So off I went, a tiny wisp of a girl, down the dirt road, running all by myself with a hammer held high in my right hand like a blazing Olympic torch. There was no jacket and there were no fans along the side of the road, but it might as well have been the actual Olympic Relay, because I sure felt like I was running in it. I felt exhilaration and gushing excitement. My arm got pretty tired so I took breaks along the way. And when cars passed I hid the hammer by my side so no one could see it.
It came as a surprise to me when I didn’t get chosen to run. It wasn’t the kind of surprise that happens instantly, but the kind that dawns slowly. The kind where anticipation dissolves into disappointment.
The kind of surprise that washes away a small piece of childhood.
But even though none of my twenty ballots made it into the hands of the powers that be, something about the Olympics took hold of me and wouldn’t let go.
A few months later, glued to the television, I watched legendary Canadian speed skater Gaetan Boucher race his final Olympic race and speed skating became the sport through which my Olympic dreams took flight. And from the first time I skated, one cold and blustery day in February on the Rideau Canal in Ottawa, I knew that I would race in the Olympics.
After all these years, I’ve never been able to pinpoint why I was so captivated by the idea of running with the Olympic torch. I suppose something about the notion of running with the Olympic flame, lit by the rays of the sun in Greece, expanded my little eleven year old world - allowed me to comprehend that there was something out there bigger than me; something powerful enough to bring people from all corners of the globe together to celebrate sport in peace.

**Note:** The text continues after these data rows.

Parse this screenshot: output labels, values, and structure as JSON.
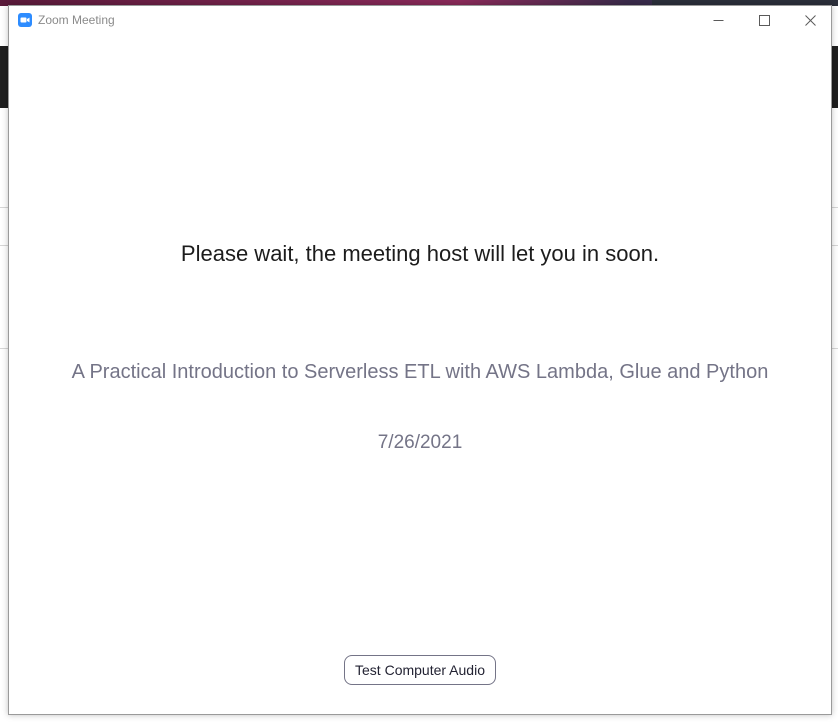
{
  "window": {
    "title": "Zoom Meeting",
    "app_icon": "zoom-camera-icon",
    "controls": [
      "minimize-icon",
      "maximize-icon",
      "close-icon"
    ]
  },
  "waiting_room": {
    "message": "Please wait, the meeting host will let you in soon.",
    "topic": "A Practical Introduction to Serverless ETL with AWS Lambda, Glue and Python",
    "date": "7/26/2021",
    "test_audio_label": "Test Computer Audio"
  },
  "colors": {
    "accent": "#2d8cff",
    "message_text": "#1c1c1c",
    "secondary_text": "#747487"
  }
}
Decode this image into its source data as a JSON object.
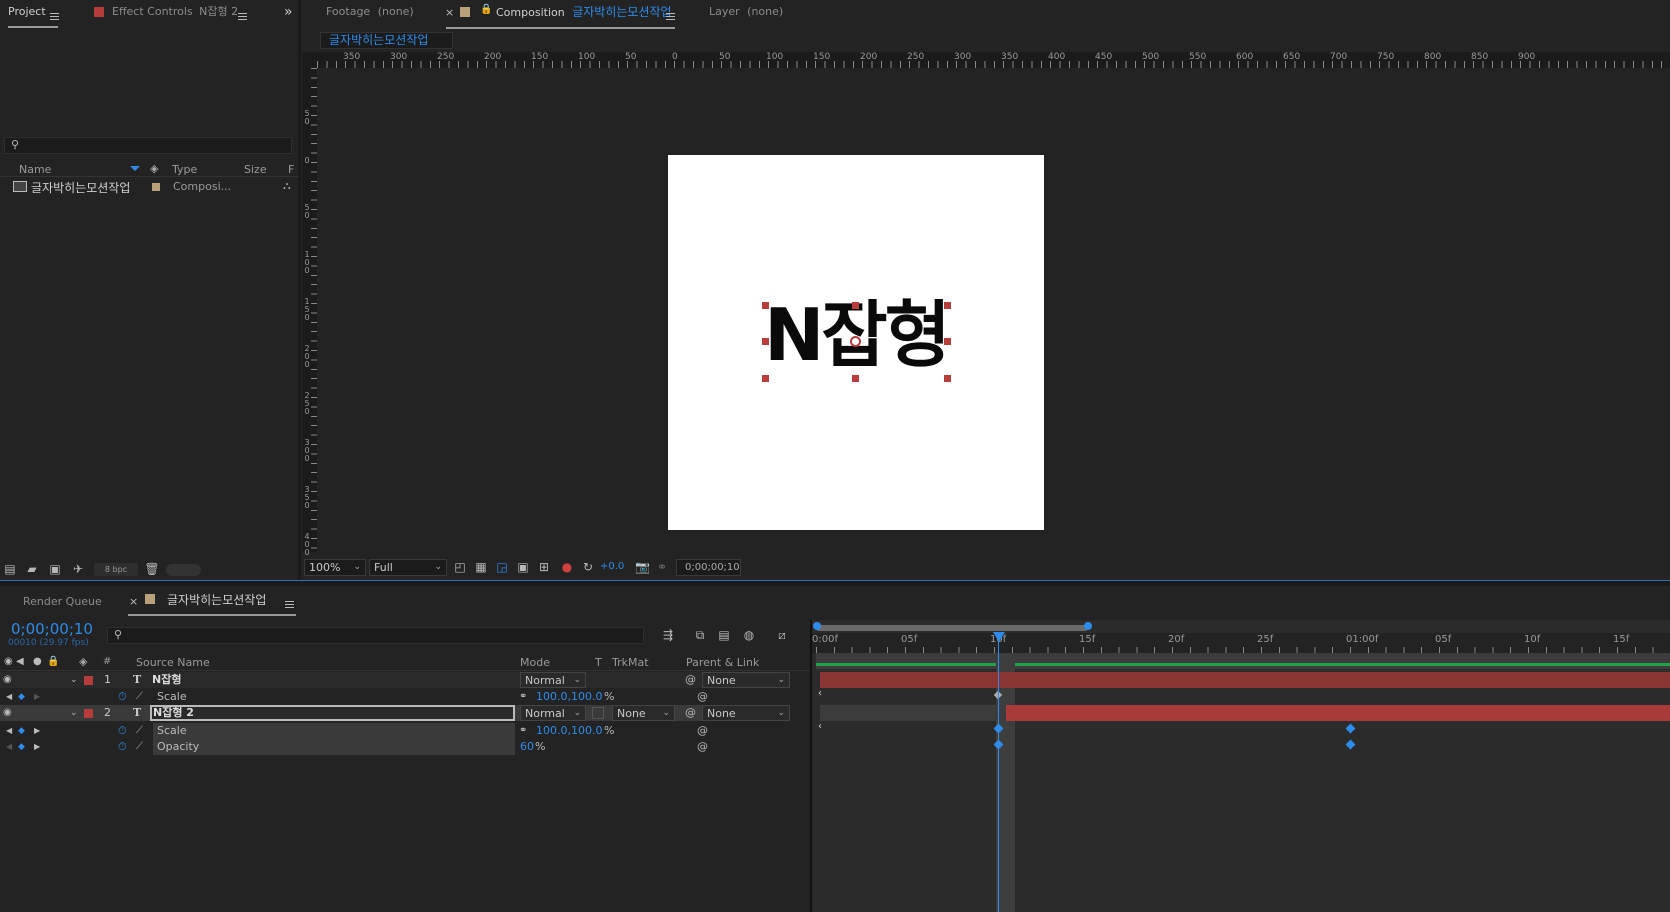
{
  "project_panel": {
    "tab_project": "Project",
    "tab_effect_controls": "Effect Controls",
    "effect_layer": "N잡형 2",
    "search_placeholder": "",
    "columns": [
      "Name",
      "Type",
      "Size",
      "F"
    ],
    "items": [
      {
        "name": "글자박히는모션작업",
        "type": "Composi..."
      }
    ],
    "bit_depth": "8 bpc"
  },
  "viewer_tabs": {
    "footage": "Footage",
    "footage_value": "(none)",
    "composition": "Composition",
    "composition_name": "글자박히는모션작업",
    "layer": "Layer",
    "layer_value": "(none)",
    "breadcrumb": "글자박히는모션작업"
  },
  "h_ruler_labels": [
    "350",
    "300",
    "250",
    "200",
    "150",
    "100",
    "50",
    "0",
    "50",
    "100",
    "150",
    "200",
    "250",
    "300",
    "350",
    "400",
    "450",
    "500",
    "550",
    "600",
    "650",
    "700",
    "750",
    "800",
    "850",
    "900"
  ],
  "v_ruler_labels": [
    "50",
    "0",
    "50",
    "100",
    "150",
    "200",
    "250",
    "300",
    "350",
    "400"
  ],
  "canvas_text": "N잡형",
  "viewer_footer": {
    "zoom": "100%",
    "resolution": "Full",
    "exposure": "+0.0",
    "timecode": "0;00;00;10"
  },
  "timeline_tabs": {
    "render_queue": "Render Queue",
    "comp": "글자박히는모션작업"
  },
  "timeline": {
    "current_time": "0;00;00;10",
    "frame_info": "00010 (29.97 fps)",
    "search_placeholder": "",
    "columns": {
      "num": "#",
      "source_name": "Source Name",
      "mode": "Mode",
      "t": "T",
      "trkmat": "TrkMat",
      "parent": "Parent & Link"
    },
    "ruler_labels": [
      "0:00f",
      "05f",
      "10f",
      "15f",
      "20f",
      "25f",
      "01:00f",
      "05f",
      "10f",
      "15f"
    ],
    "layers": [
      {
        "index": "1",
        "name": "N잡형",
        "mode": "Normal",
        "trkmat": "",
        "parent": "None",
        "properties": [
          {
            "name": "Scale",
            "value": "100.0,100.0",
            "unit": "%"
          }
        ]
      },
      {
        "index": "2",
        "name": "N잡형 2",
        "mode": "Normal",
        "trkmat": "None",
        "parent": "None",
        "properties": [
          {
            "name": "Scale",
            "value": "100.0,100.0",
            "unit": "%"
          },
          {
            "name": "Opacity",
            "value": "60",
            "unit": "%"
          }
        ]
      }
    ]
  },
  "colors": {
    "accent": "#2d8ceb",
    "layer_label": "#b73c3c",
    "bar1": "#8b3535",
    "bar2": "#a83a3a",
    "work_area": "#1fa34a"
  }
}
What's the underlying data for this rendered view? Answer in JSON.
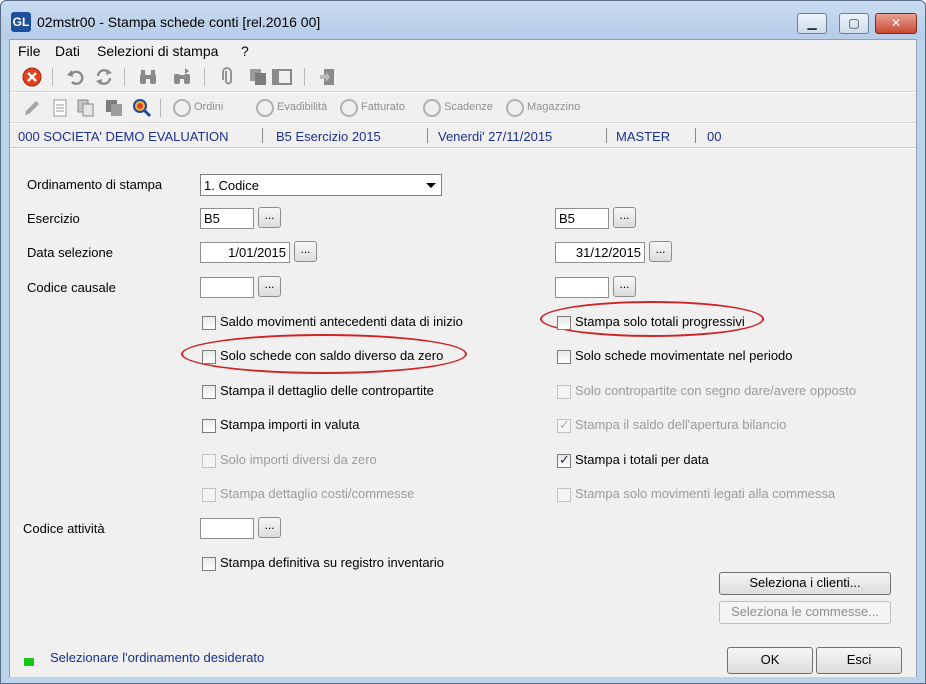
{
  "window": {
    "app_icon": "GL",
    "title": "02mstr00 - Stampa schede conti  [rel.2016 00]",
    "min_label": "▁",
    "max_label": "▢",
    "close_label": "✕"
  },
  "menu": [
    "File",
    "Dati",
    "Selezioni di stampa",
    "?"
  ],
  "toolbar2": {
    "ordini": "Ordini",
    "evadibilita": "Evadibilità",
    "fatturato": "Fatturato",
    "scadenze": "Scadenze",
    "magazzino": "Magazzino"
  },
  "info": {
    "company": "000 SOCIETA'  DEMO EVALUATION",
    "exercise": "B5 Esercizio 2015",
    "date": "Venerdi' 27/11/2015",
    "user": "MASTER",
    "code": "00"
  },
  "form": {
    "ordinamento_label": "Ordinamento di stampa",
    "ordinamento_value": "1. Codice",
    "esercizio_label": "Esercizio",
    "esercizio_from": "B5",
    "esercizio_to": "B5",
    "data_label": "Data selezione",
    "data_from": "1/01/2015",
    "data_to": "31/12/2015",
    "causale_label": "Codice causale",
    "causale_from": "",
    "causale_to": "",
    "attivita_label": "Codice attività",
    "attivita_value": "",
    "dots": "..."
  },
  "checkboxes": {
    "saldo_antecedenti": "Saldo movimenti antecedenti data di inizio",
    "solo_saldo_diverso": "Solo schede con saldo diverso da zero",
    "dettaglio_contropartite": "Stampa il dettaglio delle contropartite",
    "importi_valuta": "Stampa importi in valuta",
    "importi_diversi_zero": "Solo importi diversi da zero",
    "dettaglio_costi": "Stampa dettaglio costi/commesse",
    "totali_progressivi": "Stampa solo totali progressivi",
    "schede_movimentate": "Solo schede movimentate nel periodo",
    "contropartite_segno": "Solo contropartite con segno dare/avere opposto",
    "saldo_apertura": "Stampa il saldo dell'apertura bilancio",
    "totali_per_data": "Stampa i totali per data",
    "movimenti_commessa": "Stampa solo movimenti legati alla commessa",
    "definitiva_inventario": "Stampa definitiva su registro inventario",
    "check_mark": "✓"
  },
  "buttons": {
    "seleziona_clienti": "Seleziona i clienti...",
    "seleziona_commesse": "Seleziona le commesse...",
    "ok": "OK",
    "esci": "Esci"
  },
  "status": {
    "message": "Selezionare l'ordinamento desiderato",
    "led_color": "#17c617"
  },
  "colors": {
    "highlight_ellipse": "#d02424",
    "info_text": "#1b2f8f"
  }
}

Or maybe I just thought it would be cool to run around with a flaming stick full of gas.
Whatever the reason, I sure wanted to run in that relay back in 1988 and I was pretty disappointed when it dawned on me that I wasn’t going to get the chance. Although I went to compete in the games myself - three times - I always carried a torch for – well – carrying the torch.
So when I learned that the 2010 Olympic Winter Games would be held in Vancouver, my heart skipped a beat – that meant the Olympic flame would be coming too! The spirit of that little eleven year-old girl was roused again. Maybe this time I would have my chance.
Sure enough, twenty-two years after my dream began, a letter arrived, along with a toque, mittens and my very own official Olympic Torch Relay tracksuit. “ Congratulations Kristina!” the letter began … “You have been chosen…”
I was advised by many people, that I should savor the run, enjoy it, take my time. And I told myself that I would do that. I would take it all in and cherish every single moment.
Turns out that was a lot of hooey. Turns out the second my torch was lit I took off like a rocket. It was as if they had lit my feet on fire too. I just wanted to RUN! Like a kid, I ran with no appreciation for what I was doing. I ran without a care in the world. No thoughts, no ‘moments’, I was just running. With the Olympic Flame, and a smile on my face as wide as Canada.
It was one of the purest, most joyful moments of my life, unspoiled by thought, anticipation or expectation of any kind. There were no strings attached, no shoes to fill, no hopes to fulfill; it was just as it would have been had I gotten the chance to run when I was eleven. Remembering it today still sends shivers down my spine.
Not long after that run, I competed in those Olympics. In Vancouver. And the joy and disappointment I felt throughout those sixteen days, from winning a surprise bronze and wonderful silver in my individual races, to our crushing failure in the team pursuit, all made for a real and human experience. But looking back, those experiences do not and will not ever compare with the brief, blissful, beautiful moments on that cool, dark January morning in Calgary, when I finally fulfilled my first Olympic dream … and ran with the torch.